Another room where was no roof and was 2 small round disks on the ground, was used to view the stars. The 2 disks had a small amount of water in them.
We visited the sacred rock (broken recently by a film crew). In this building there were 2 other rocks as you stood back, you could see they were somewhow shapped like the mountains behind them (one was Huana Picchu).
Then to Intimachay. There was a small cave you make your way through. The Incas believed it was symbollic of being in utero. I snapped a quick picture of Jan's rebirth upon exiting. The back wall got light for 10 dayss before and after the winter solstice. Next we saw The Temple of the Condor. There was a rock shaped like a condor, including its wide wing span.
We traveled tot he Royal Secor or house of the Inca. He had a living room, kitchen, bedroon, and the only personal bathroom in the city. There were 2 small stones in the kitchen area that were heavily debated. Our guide felt sure the Inca kneeled at the smaller stone and ceremonial applied Chicha to his head, a drink made from fermented maize.
Next we saw the founatain area (16 in all). Some were still running. Amazing. The fountains were fed from under the ruins in an elaborate system. We planned and engineered. They systems were underground to prevent algae growth. The terraces were built to drain as well and prevent collapse. They were layered gravel, clay and then dirt. This system also filter the water. The first fountain, and freshest water, was at the house of the Inca.

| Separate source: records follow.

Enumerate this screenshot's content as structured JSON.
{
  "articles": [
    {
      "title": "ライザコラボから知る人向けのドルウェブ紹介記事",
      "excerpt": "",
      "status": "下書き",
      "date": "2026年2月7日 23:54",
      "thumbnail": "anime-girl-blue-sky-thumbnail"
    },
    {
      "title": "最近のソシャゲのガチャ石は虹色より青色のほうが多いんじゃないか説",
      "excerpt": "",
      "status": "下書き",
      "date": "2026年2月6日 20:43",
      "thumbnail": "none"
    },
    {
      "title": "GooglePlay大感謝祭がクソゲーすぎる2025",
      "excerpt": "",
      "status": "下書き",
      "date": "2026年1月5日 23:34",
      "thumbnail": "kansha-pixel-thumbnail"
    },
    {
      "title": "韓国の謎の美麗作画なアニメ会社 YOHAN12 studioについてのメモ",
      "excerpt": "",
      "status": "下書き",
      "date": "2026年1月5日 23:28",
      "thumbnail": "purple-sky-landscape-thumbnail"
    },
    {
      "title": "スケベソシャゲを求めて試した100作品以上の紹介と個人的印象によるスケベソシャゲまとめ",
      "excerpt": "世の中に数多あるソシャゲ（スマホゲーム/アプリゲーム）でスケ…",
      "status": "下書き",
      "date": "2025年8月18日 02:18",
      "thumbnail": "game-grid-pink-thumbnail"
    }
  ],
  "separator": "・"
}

The Palace of the Princesses was nearby. The Inca would choose a wife from the virgins. Adjacent to the building was a 2 story building. Not time fror Intipunku, The Sun gate. At this point, I had a small regret of not having done the trail. I vow to gain redemption tomorrow at Huana Picchu.
We all met for a water (well, Mick had a cusquena) at the exit. I had chica morado. It is refreshing, just as claimed. We agreed to head down for the day. We picked a spot near the railroad tracks in Aguas Calientes for a celebratory lunch. We all drank to MP and Pacha mama. Our guide told us of the Inca tradition to cheers and give a small drop to Pacha mama. We talked about the great day as a band began to play Peruvian music. A woman started dancing down the way and our guide bet me she was American. I said sure thing on the bet. He asked and she was an Aussie.
The singer came to our table and both our guide and Mick had small role in singing the song. Mic and Jan danced. How great. A definite highlight as the couple from Maryland put on a show. Their young son acted embarrassed and we assured him he would over it.
We all went back tot he Inti for a nap. We trudged up the hill after a long day. How could I nap after all of that. I checked emails and whittled mine 90+ down to 8. Jody and I decided to try out the hot baths. We made the 20 minute walk up to the baths. The sun was almost down and it was between 5 and 6pm. The weather was chilly. Coat, no coat, coat, no coat. I had trouble the entire trip. We were unimpressed by the baths. I went in just to say that I had been there and done that. I realized the girl next to me had a bar of soap after a few minutes under the hot water spouting from the wall. I looked closer and here mother had soap and head and shoulders was on the wall. Too much. I laughed and it was time for me to go. We grabbed supper and then headed to bed. I would have a big day ahead of me.